## Task inputs
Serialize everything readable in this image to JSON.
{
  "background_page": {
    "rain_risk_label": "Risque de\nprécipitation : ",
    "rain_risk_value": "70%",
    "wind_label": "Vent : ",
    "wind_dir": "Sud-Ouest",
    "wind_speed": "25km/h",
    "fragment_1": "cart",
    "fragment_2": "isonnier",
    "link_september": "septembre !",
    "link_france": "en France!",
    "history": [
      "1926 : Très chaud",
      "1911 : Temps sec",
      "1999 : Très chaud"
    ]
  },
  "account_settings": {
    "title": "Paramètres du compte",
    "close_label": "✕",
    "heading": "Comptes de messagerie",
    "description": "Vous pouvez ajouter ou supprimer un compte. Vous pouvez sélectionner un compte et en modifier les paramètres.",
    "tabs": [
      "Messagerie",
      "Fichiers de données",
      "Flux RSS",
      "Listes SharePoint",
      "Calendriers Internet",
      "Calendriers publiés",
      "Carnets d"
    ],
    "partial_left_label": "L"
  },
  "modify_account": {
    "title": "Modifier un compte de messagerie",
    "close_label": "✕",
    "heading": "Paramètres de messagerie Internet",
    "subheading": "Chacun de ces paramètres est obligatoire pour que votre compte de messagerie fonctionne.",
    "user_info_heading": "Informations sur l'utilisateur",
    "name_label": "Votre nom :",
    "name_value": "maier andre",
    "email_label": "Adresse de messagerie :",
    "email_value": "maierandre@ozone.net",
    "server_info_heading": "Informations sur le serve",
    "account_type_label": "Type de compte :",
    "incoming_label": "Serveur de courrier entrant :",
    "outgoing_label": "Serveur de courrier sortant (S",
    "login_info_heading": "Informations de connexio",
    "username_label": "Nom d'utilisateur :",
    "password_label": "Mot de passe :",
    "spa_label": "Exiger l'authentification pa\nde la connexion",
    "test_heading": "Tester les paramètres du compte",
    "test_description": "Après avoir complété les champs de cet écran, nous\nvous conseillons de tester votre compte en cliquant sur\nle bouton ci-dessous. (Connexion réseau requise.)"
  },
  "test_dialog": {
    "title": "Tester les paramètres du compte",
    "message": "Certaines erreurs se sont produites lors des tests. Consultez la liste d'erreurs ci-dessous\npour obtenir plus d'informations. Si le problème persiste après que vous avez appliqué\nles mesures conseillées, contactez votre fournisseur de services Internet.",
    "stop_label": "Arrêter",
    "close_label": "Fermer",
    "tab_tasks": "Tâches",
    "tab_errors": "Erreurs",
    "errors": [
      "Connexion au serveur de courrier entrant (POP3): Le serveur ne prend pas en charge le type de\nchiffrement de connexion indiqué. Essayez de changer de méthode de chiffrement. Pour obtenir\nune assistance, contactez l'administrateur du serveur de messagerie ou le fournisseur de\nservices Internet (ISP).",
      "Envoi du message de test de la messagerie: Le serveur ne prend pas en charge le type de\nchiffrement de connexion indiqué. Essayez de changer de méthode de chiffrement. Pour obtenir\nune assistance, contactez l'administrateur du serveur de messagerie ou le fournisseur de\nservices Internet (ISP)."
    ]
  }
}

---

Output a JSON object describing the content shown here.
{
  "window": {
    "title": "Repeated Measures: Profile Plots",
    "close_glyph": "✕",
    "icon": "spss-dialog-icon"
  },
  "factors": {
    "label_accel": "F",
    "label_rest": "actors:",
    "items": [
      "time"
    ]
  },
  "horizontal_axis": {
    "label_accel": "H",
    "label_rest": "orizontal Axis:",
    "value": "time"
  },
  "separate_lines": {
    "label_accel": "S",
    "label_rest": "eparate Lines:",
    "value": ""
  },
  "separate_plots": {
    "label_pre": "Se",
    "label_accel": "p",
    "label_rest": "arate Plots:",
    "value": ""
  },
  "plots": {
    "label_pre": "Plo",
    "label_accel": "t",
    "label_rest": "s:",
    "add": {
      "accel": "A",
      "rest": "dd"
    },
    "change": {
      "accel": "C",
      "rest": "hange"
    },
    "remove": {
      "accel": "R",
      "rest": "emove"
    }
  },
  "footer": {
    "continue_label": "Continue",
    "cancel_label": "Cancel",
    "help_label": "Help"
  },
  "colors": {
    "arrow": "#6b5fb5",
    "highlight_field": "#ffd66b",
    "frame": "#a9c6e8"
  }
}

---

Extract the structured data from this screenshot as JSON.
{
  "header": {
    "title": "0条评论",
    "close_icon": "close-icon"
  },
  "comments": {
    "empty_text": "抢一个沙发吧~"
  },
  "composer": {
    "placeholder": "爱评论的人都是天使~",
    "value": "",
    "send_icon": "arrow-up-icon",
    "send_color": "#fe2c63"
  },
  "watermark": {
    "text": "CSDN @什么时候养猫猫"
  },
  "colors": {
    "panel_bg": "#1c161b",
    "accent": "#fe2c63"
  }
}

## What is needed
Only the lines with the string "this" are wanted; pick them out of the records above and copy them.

## Problem solution
Serialize everything readable in this image to JSON.
Extract the structured data from this screenshot as JSON.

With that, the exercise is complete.